**ASSIGNMENT**
Check every line of the records below for the string "glyph" and copy the ones that have it.

**INPUT MATERIAL**
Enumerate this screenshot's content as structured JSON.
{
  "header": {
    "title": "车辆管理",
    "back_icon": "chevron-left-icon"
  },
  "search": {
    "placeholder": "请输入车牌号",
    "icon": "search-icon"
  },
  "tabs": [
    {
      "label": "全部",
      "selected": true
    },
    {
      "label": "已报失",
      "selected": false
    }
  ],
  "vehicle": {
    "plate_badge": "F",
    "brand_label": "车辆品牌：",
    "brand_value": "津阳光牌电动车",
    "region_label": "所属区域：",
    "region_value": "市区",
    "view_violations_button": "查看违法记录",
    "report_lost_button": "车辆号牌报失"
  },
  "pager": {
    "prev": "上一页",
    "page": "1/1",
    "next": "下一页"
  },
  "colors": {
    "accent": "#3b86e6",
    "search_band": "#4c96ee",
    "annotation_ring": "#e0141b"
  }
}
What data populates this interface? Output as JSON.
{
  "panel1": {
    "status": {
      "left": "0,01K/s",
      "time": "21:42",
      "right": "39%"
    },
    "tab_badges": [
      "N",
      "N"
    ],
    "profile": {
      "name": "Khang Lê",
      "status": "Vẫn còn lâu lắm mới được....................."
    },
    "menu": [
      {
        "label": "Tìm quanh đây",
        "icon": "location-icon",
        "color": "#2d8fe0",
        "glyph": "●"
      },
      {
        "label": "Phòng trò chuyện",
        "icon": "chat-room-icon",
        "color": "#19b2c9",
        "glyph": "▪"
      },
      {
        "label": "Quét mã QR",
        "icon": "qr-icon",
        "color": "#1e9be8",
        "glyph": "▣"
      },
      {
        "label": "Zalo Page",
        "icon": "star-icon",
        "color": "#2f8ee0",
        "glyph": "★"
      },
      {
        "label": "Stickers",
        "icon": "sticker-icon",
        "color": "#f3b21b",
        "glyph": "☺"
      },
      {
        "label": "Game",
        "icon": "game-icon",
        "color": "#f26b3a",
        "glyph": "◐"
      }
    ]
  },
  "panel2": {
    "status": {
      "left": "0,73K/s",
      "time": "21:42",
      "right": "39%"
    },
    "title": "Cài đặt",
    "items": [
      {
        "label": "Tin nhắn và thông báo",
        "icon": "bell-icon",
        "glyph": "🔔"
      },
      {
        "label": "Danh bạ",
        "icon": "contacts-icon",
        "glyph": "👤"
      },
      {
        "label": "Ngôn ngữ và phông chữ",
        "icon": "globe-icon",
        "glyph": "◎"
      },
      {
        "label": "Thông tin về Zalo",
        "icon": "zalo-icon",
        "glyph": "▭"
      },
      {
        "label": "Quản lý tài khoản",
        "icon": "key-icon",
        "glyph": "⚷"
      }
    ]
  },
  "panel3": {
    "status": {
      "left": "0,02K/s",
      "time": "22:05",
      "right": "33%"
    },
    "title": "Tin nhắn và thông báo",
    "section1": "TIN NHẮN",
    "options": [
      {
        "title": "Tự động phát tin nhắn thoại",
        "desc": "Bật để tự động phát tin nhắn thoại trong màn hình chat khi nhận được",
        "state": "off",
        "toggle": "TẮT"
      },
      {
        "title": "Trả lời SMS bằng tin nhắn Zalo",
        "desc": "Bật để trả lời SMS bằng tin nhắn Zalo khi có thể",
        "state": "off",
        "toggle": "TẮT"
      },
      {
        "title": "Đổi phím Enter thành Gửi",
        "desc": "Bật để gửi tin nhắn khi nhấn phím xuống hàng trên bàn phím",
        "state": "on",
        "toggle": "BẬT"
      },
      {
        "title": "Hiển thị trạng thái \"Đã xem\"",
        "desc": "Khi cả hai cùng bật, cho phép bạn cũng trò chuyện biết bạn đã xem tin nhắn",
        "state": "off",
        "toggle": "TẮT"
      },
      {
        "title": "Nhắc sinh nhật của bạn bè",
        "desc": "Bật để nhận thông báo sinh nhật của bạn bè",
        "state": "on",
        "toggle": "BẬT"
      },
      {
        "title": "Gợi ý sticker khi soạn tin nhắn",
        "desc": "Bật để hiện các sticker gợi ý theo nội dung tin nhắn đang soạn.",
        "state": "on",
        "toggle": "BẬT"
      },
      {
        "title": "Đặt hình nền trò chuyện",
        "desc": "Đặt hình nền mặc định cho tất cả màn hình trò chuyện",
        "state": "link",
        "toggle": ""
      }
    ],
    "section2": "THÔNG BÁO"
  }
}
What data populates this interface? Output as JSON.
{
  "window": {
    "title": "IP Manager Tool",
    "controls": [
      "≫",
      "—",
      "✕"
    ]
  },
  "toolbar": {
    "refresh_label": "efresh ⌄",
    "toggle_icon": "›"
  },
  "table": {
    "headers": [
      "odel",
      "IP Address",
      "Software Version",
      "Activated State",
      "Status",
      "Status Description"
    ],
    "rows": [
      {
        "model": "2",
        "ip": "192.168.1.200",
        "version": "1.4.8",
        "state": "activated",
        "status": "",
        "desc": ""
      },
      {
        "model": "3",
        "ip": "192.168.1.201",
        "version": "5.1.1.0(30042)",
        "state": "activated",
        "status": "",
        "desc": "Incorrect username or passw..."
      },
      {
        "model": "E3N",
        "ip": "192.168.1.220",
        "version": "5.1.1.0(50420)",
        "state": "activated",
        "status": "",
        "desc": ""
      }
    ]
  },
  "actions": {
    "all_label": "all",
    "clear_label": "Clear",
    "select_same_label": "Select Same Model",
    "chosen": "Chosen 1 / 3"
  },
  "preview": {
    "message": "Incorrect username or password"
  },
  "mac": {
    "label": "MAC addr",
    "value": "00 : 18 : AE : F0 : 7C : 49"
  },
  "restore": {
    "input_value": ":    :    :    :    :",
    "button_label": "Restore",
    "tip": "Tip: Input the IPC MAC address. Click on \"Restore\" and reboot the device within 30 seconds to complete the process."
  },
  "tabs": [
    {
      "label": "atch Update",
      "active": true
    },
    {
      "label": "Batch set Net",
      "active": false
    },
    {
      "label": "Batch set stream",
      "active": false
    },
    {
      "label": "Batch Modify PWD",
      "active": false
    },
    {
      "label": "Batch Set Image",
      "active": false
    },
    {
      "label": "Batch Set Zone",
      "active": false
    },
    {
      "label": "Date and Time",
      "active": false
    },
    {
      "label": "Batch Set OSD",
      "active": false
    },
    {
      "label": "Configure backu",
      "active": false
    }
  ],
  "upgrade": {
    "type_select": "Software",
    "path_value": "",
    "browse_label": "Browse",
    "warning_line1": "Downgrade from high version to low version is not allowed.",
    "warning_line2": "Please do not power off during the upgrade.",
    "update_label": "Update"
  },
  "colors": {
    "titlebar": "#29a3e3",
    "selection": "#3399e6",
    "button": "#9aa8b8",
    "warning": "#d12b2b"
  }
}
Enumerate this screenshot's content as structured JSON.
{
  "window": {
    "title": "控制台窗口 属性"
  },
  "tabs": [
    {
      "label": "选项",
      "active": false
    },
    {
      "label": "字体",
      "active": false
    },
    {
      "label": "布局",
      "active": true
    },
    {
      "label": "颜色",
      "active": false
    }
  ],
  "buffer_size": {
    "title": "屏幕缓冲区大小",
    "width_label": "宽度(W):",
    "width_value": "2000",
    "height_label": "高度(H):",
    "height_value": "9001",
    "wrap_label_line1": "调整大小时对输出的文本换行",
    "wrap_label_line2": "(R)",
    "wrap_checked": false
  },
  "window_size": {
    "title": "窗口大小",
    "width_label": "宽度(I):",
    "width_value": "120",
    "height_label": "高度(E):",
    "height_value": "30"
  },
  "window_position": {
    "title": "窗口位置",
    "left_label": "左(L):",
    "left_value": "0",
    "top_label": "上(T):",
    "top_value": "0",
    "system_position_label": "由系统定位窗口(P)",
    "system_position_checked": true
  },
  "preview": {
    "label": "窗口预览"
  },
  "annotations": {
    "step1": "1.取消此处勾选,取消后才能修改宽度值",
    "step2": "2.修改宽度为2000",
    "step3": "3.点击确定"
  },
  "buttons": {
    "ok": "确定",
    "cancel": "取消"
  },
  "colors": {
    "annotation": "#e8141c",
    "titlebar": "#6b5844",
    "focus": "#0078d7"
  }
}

**WRITTEN RESPONSE**
        "glyph": "●"
        "glyph": "▪"
        "glyph": "▣"
        "glyph": "★"
        "glyph": "☺"
        "glyph": "◐"
        "glyph": "🔔"
        "glyph": "👤"
        "glyph": "◎"
        "glyph": "▭"
        "glyph": "⚷"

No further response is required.